======== RECORDS TO PROCESS

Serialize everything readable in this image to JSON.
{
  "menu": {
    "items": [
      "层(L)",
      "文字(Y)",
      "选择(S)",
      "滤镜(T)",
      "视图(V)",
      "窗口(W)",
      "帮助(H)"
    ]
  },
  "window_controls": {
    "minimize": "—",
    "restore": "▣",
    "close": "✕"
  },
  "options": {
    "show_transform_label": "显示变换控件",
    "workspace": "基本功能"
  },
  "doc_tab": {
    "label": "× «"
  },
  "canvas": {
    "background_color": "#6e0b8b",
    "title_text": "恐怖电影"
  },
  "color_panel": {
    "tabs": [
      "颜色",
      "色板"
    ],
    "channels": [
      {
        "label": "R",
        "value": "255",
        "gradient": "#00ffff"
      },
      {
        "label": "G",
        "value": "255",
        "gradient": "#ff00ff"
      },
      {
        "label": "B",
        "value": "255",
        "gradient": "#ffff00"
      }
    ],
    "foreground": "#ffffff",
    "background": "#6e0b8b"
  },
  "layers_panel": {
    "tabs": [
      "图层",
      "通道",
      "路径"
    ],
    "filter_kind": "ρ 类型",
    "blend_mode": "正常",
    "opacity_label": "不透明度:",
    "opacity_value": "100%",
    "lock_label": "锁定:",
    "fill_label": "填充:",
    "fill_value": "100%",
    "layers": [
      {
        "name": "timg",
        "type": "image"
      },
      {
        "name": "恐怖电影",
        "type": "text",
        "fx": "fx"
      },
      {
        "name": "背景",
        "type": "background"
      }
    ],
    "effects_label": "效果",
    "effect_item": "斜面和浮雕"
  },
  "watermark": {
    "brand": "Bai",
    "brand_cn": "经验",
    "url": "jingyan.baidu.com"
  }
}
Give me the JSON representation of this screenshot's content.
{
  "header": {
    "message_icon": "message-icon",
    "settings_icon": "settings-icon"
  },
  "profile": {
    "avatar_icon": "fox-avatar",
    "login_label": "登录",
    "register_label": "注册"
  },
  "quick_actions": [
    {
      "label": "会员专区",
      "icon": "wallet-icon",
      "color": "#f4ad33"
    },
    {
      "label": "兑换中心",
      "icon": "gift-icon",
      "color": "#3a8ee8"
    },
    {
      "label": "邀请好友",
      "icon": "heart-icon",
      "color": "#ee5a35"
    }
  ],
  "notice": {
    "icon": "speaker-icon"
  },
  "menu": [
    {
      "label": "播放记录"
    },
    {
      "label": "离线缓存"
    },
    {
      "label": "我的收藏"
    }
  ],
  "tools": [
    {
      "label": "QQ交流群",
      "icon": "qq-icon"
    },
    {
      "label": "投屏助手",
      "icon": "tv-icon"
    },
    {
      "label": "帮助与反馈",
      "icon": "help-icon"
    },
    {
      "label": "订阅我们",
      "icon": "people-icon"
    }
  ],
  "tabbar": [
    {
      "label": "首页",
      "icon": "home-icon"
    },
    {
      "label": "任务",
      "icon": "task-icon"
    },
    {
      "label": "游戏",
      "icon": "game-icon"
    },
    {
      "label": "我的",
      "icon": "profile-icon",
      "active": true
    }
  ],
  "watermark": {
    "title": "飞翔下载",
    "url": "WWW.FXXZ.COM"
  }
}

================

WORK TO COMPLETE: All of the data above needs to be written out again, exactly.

RESULT OF THIS TASK:
Serialize everything readable in this image to JSON.
{
  "menu": {
    "items": [
      "层(L)",
      "文字(Y)",
      "选择(S)",
      "滤镜(T)",
      "视图(V)",
      "窗口(W)",
      "帮助(H)"
    ]
  },
  "window_controls": {
    "minimize": "—",
    "restore": "▣",
    "close": "✕"
  },
  "options": {
    "show_transform_label": "显示变换控件",
    "workspace": "基本功能"
  },
  "doc_tab": {
    "label": "× «"
  },
  "canvas": {
    "background_color": "#6e0b8b",
    "title_text": "恐怖电影"
  },
  "color_panel": {
    "tabs": [
      "颜色",
      "色板"
    ],
    "channels": [
      {
        "label": "R",
        "value": "255",
        "gradient": "#00ffff"
      },
      {
        "label": "G",
        "value": "255",
        "gradient": "#ff00ff"
      },
      {
        "label": "B",
        "value": "255",
        "gradient": "#ffff00"
      }
    ],
    "foreground": "#ffffff",
    "background": "#6e0b8b"
  },
  "layers_panel": {
    "tabs": [
      "图层",
      "通道",
      "路径"
    ],
    "filter_kind": "ρ 类型",
    "blend_mode": "正常",
    "opacity_label": "不透明度:",
    "opacity_value": "100%",
    "lock_label": "锁定:",
    "fill_label": "填充:",
    "fill_value": "100%",
    "layers": [
      {
        "name": "timg",
        "type": "image"
      },
      {
        "name": "恐怖电影",
        "type": "text",
        "fx": "fx"
      },
      {
        "name": "背景",
        "type": "background"
      }
    ],
    "effects_label": "效果",
    "effect_item": "斜面和浮雕"
  },
  "watermark": {
    "brand": "Bai",
    "brand_cn": "经验",
    "url": "jingyan.baidu.com"
  }
}
Give me the JSON representation of this screenshot's content.
{
  "header": {
    "message_icon": "message-icon",
    "settings_icon": "settings-icon"
  },
  "profile": {
    "avatar_icon": "fox-avatar",
    "login_label": "登录",
    "register_label": "注册"
  },
  "quick_actions": [
    {
      "label": "会员专区",
      "icon": "wallet-icon",
      "color": "#f4ad33"
    },
    {
      "label": "兑换中心",
      "icon": "gift-icon",
      "color": "#3a8ee8"
    },
    {
      "label": "邀请好友",
      "icon": "heart-icon",
      "color": "#ee5a35"
    }
  ],
  "notice": {
    "icon": "speaker-icon"
  },
  "menu": [
    {
      "label": "播放记录"
    },
    {
      "label": "离线缓存"
    },
    {
      "label": "我的收藏"
    }
  ],
  "tools": [
    {
      "label": "QQ交流群",
      "icon": "qq-icon"
    },
    {
      "label": "投屏助手",
      "icon": "tv-icon"
    },
    {
      "label": "帮助与反馈",
      "icon": "help-icon"
    },
    {
      "label": "订阅我们",
      "icon": "people-icon"
    }
  ],
  "tabbar": [
    {
      "label": "首页",
      "icon": "home-icon"
    },
    {
      "label": "任务",
      "icon": "task-icon"
    },
    {
      "label": "游戏",
      "icon": "game-icon"
    },
    {
      "label": "我的",
      "icon": "profile-icon",
      "active": true
    }
  ],
  "watermark": {
    "title": "飞翔下载",
    "url": "WWW.FXXZ.COM"
  }
}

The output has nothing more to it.